[Website and app data records]

[Start of section]

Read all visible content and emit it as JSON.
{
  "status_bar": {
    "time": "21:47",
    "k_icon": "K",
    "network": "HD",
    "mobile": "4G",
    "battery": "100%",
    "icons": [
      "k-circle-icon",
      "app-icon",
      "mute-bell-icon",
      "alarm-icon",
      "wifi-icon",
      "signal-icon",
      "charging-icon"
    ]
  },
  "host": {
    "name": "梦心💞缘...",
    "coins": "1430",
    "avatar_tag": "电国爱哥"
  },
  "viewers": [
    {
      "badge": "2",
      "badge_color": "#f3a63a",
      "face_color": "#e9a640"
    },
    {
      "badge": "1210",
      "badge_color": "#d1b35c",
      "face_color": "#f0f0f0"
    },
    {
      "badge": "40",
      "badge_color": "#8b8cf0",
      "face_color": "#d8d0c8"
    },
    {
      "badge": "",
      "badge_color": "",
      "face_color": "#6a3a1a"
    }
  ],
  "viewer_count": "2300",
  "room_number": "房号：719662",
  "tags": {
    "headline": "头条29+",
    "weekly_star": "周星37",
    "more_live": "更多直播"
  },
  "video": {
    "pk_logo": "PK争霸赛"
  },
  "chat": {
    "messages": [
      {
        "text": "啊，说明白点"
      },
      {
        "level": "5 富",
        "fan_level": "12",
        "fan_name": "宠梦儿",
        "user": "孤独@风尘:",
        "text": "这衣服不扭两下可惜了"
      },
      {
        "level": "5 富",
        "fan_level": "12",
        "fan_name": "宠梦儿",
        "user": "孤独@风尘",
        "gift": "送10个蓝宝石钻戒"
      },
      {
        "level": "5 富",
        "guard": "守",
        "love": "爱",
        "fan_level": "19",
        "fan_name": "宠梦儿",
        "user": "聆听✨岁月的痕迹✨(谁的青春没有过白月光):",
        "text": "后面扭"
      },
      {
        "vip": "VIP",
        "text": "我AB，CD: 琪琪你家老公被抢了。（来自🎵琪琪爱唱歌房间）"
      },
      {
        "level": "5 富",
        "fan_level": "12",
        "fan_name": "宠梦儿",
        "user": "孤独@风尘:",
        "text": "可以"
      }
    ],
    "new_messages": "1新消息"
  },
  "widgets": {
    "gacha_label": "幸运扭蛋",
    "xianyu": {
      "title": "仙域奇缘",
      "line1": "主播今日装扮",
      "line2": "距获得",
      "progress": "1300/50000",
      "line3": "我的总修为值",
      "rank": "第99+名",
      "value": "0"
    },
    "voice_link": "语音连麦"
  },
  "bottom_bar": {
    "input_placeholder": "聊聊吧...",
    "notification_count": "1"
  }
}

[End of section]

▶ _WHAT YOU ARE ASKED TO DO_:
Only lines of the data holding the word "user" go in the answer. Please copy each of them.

▶ _FINISHED EXERCISE_:
        "user": "孤独@风尘:",
        "user": "孤独@风尘",
        "user": "聆听✨岁月的痕迹✨(谁的青春没有过白月光):",
        "user": "孤独@风尘:",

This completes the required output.